== WHAT IS EXPECTED ==
The answer must repeat every record exactly, with all pictures omitted.

== Records contained in a dataset ==

▬▬▬

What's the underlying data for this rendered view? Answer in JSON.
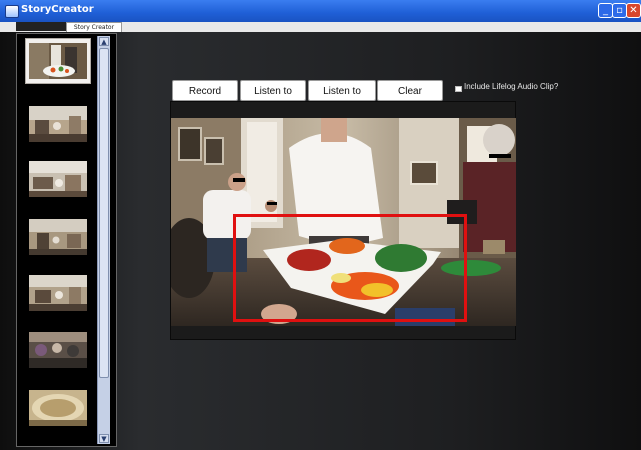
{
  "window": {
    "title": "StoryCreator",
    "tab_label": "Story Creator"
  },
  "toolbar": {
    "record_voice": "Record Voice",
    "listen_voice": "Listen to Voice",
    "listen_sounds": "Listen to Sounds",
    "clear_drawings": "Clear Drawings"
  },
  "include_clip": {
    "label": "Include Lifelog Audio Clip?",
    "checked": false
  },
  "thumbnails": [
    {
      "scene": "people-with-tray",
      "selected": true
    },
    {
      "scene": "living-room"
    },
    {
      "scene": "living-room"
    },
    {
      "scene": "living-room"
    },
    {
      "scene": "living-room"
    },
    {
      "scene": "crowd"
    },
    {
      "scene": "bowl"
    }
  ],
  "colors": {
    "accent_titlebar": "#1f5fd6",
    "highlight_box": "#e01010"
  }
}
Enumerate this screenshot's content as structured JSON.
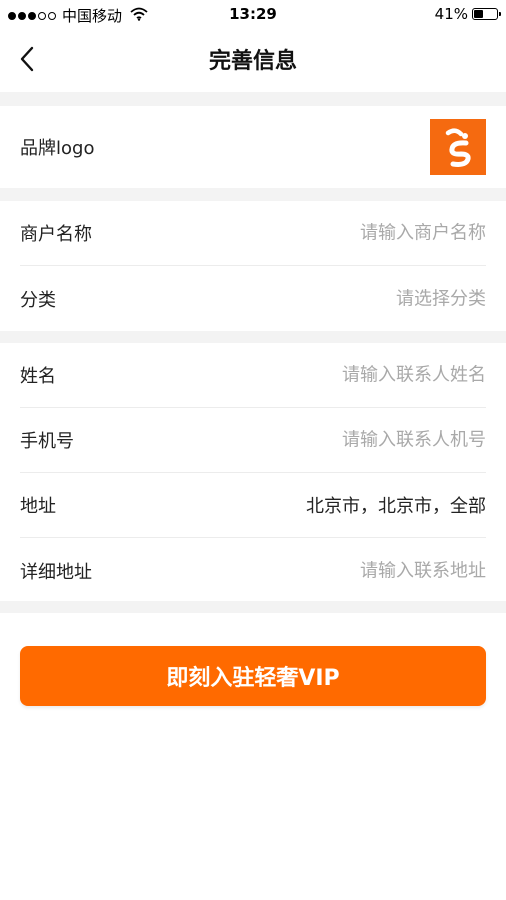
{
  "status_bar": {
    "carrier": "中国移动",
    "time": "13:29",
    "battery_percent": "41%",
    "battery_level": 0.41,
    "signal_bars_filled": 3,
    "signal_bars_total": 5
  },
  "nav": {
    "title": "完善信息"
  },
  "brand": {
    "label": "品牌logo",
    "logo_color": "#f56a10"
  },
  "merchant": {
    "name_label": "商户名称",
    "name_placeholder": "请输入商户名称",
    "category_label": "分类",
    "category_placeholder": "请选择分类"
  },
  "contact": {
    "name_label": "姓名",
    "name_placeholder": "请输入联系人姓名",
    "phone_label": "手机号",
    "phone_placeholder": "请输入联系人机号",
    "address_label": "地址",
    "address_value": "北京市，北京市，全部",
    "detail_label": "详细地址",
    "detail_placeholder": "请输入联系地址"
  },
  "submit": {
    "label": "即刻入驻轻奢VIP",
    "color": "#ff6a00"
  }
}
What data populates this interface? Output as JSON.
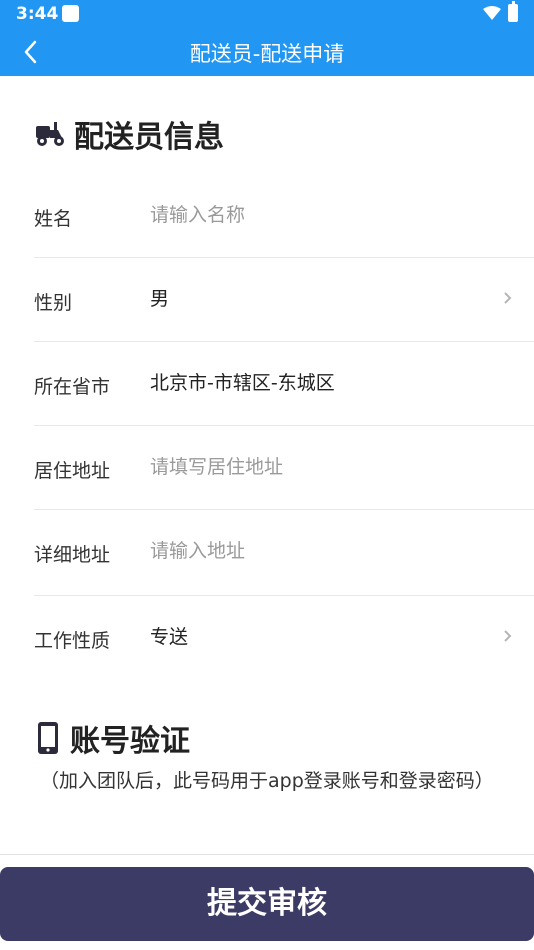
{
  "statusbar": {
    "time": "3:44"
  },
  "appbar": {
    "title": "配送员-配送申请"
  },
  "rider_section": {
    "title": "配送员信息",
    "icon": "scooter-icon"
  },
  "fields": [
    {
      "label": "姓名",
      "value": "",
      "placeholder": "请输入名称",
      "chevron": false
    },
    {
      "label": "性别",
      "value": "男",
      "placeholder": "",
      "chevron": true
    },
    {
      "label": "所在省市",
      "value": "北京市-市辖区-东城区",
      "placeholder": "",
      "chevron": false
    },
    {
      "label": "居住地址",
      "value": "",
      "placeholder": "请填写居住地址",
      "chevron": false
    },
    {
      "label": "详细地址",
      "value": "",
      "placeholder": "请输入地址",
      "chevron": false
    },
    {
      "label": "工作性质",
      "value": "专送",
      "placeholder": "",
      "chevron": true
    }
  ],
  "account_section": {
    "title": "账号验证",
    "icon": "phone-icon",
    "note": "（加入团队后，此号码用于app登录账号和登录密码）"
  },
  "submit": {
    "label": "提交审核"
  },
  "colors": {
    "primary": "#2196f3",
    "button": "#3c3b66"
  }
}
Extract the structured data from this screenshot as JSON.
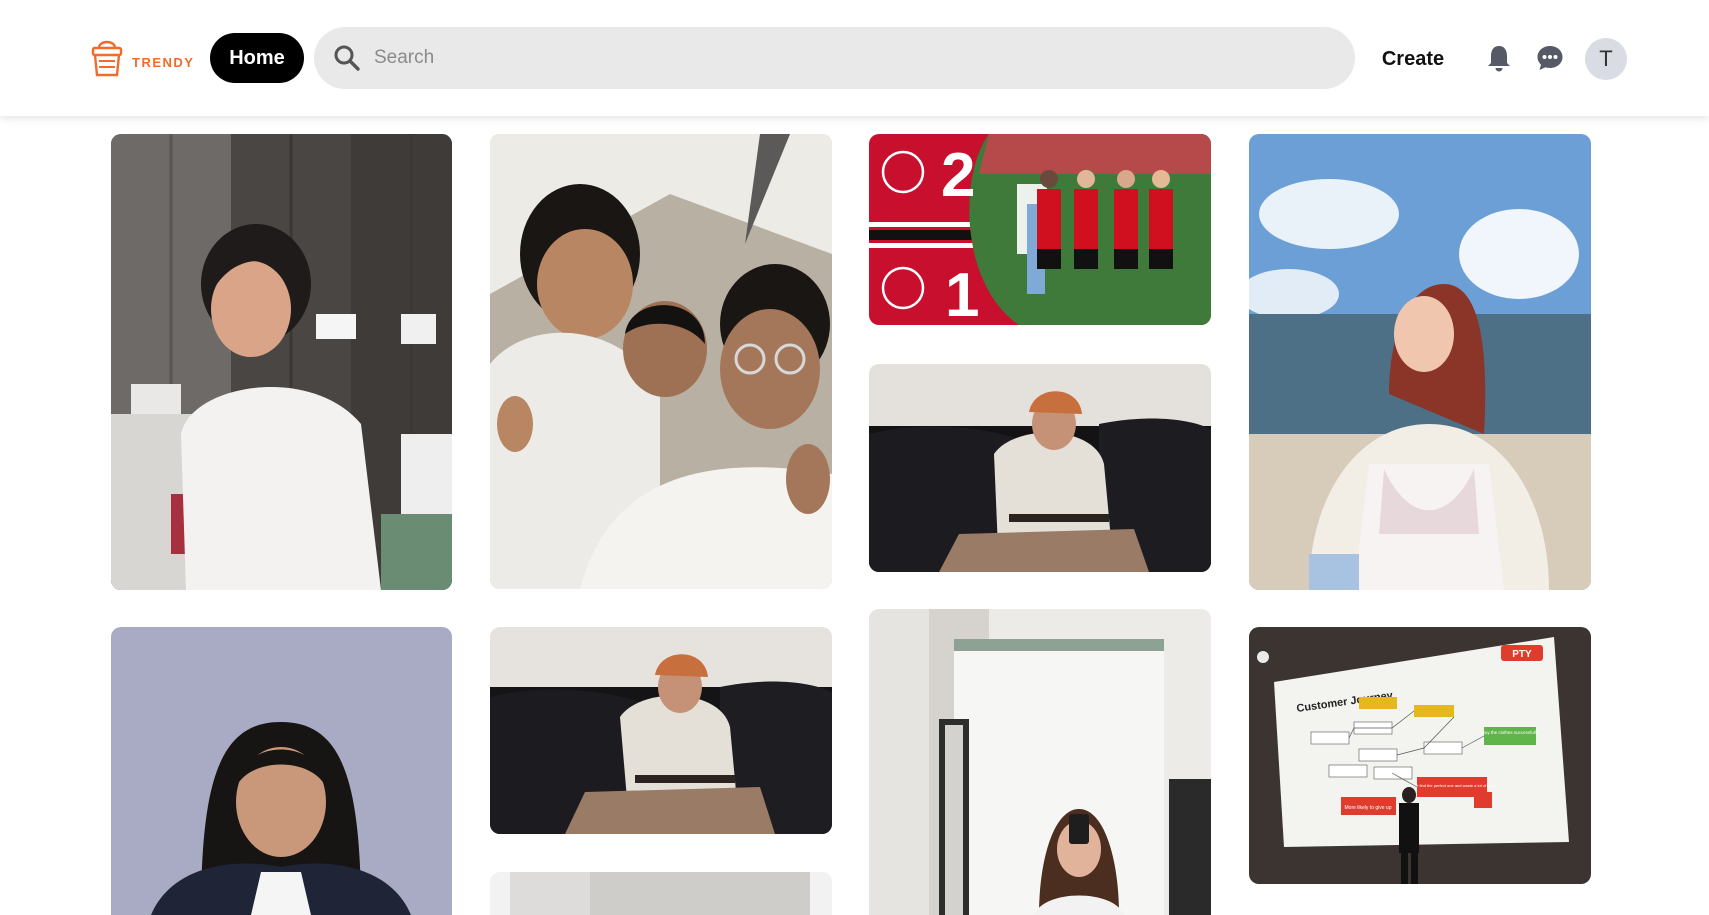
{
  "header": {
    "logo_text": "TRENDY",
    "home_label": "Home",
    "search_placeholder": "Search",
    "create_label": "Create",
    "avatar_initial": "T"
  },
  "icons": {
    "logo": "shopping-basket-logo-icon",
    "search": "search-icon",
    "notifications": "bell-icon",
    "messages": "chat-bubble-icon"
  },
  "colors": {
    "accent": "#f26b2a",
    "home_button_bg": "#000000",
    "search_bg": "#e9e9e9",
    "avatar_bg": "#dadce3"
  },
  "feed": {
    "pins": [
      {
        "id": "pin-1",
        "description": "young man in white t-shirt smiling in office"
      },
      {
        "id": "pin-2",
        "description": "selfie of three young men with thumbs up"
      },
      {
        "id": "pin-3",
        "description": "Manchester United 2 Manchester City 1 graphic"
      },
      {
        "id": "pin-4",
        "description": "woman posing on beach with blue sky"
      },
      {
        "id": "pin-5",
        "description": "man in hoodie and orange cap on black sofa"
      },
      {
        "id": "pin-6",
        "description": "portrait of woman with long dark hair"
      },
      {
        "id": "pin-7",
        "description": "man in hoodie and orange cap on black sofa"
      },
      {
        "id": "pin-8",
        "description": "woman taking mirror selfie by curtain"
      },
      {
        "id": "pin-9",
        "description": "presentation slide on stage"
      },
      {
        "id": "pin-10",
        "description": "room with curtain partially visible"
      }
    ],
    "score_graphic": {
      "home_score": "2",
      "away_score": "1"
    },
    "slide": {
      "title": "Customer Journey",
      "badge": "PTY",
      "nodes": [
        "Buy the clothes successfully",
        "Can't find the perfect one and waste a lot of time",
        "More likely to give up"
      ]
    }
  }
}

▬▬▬

== COMPLETED EXERCISE ==
What's the underlying data for this rendered view? Answer in JSON.
{
  "window": {
    "title": "StoryCreator",
    "tab_label": "Story Creator"
  },
  "toolbar": {
    "record_voice": "Record Voice",
    "listen_voice": "Listen to Voice",
    "listen_sounds": "Listen to Sounds",
    "clear_drawings": "Clear Drawings"
  },
  "include_clip": {
    "label": "Include Lifelog Audio Clip?",
    "checked": false
  },
  "thumbnails": [
    {
      "scene": "people-with-tray",
      "selected": true
    },
    {
      "scene": "living-room"
    },
    {
      "scene": "living-room"
    },
    {
      "scene": "living-room"
    },
    {
      "scene": "living-room"
    },
    {
      "scene": "crowd"
    },
    {
      "scene": "bowl"
    }
  ],
  "colors": {
    "accent_titlebar": "#1f5fd6",
    "highlight_box": "#e01010"
  }
}
Enumerate this screenshot's content as structured JSON.
{
  "status_bar": {
    "carrier": "中国移动",
    "time": "13:29",
    "battery_percent": "41%",
    "battery_level": 0.41,
    "signal_bars_filled": 3,
    "signal_bars_total": 5
  },
  "nav": {
    "title": "完善信息"
  },
  "brand": {
    "label": "品牌logo",
    "logo_color": "#f56a10"
  },
  "merchant": {
    "name_label": "商户名称",
    "name_placeholder": "请输入商户名称",
    "category_label": "分类",
    "category_placeholder": "请选择分类"
  },
  "contact": {
    "name_label": "姓名",
    "name_placeholder": "请输入联系人姓名",
    "phone_label": "手机号",
    "phone_placeholder": "请输入联系人机号",
    "address_label": "地址",
    "address_value": "北京市，北京市，全部",
    "detail_label": "详细地址",
    "detail_placeholder": "请输入联系地址"
  },
  "submit": {
    "label": "即刻入驻轻奢VIP",
    "color": "#ff6a00"
  }
}
What data populates this interface? Output as JSON.
{
  "statusbar": {
    "time": "3:44"
  },
  "appbar": {
    "title": "配送员-配送申请"
  },
  "rider_section": {
    "title": "配送员信息",
    "icon": "scooter-icon"
  },
  "fields": [
    {
      "label": "姓名",
      "value": "",
      "placeholder": "请输入名称",
      "chevron": false
    },
    {
      "label": "性别",
      "value": "男",
      "placeholder": "",
      "chevron": true
    },
    {
      "label": "所在省市",
      "value": "北京市-市辖区-东城区",
      "placeholder": "",
      "chevron": false
    },
    {
      "label": "居住地址",
      "value": "",
      "placeholder": "请填写居住地址",
      "chevron": false
    },
    {
      "label": "详细地址",
      "value": "",
      "placeholder": "请输入地址",
      "chevron": false
    },
    {
      "label": "工作性质",
      "value": "专送",
      "placeholder": "",
      "chevron": true
    }
  ],
  "account_section": {
    "title": "账号验证",
    "icon": "phone-icon",
    "note": "（加入团队后，此号码用于app登录账号和登录密码）"
  },
  "submit": {
    "label": "提交审核"
  },
  "colors": {
    "primary": "#2196f3",
    "button": "#3c3b66"
  }
}
Extract the structured data from this screenshot as JSON.
{
  "header": {
    "logo_text": "TRENDY",
    "home_label": "Home",
    "search_placeholder": "Search",
    "create_label": "Create",
    "avatar_initial": "T"
  },
  "icons": {
    "logo": "shopping-basket-logo-icon",
    "search": "search-icon",
    "notifications": "bell-icon",
    "messages": "chat-bubble-icon"
  },
  "colors": {
    "accent": "#f26b2a",
    "home_button_bg": "#000000",
    "search_bg": "#e9e9e9",
    "avatar_bg": "#dadce3"
  },
  "feed": {
    "pins": [
      {
        "id": "pin-1",
        "description": "young man in white t-shirt smiling in office"
      },
      {
        "id": "pin-2",
        "description": "selfie of three young men with thumbs up"
      },
      {
        "id": "pin-3",
        "description": "Manchester United 2 Manchester City 1 graphic"
      },
      {
        "id": "pin-4",
        "description": "woman posing on beach with blue sky"
      },
      {
        "id": "pin-5",
        "description": "man in hoodie and orange cap on black sofa"
      },
      {
        "id": "pin-6",
        "description": "portrait of woman with long dark hair"
      },
      {
        "id": "pin-7",
        "description": "man in hoodie and orange cap on black sofa"
      },
      {
        "id": "pin-8",
        "description": "woman taking mirror selfie by curtain"
      },
      {
        "id": "pin-9",
        "description": "presentation slide on stage"
      },
      {
        "id": "pin-10",
        "description": "room with curtain partially visible"
      }
    ],
    "score_graphic": {
      "home_score": "2",
      "away_score": "1"
    },
    "slide": {
      "title": "Customer Journey",
      "badge": "PTY",
      "nodes": [
        "Buy the clothes successfully",
        "Can't find the perfect one and waste a lot of time",
        "More likely to give up"
      ]
    }
  }
}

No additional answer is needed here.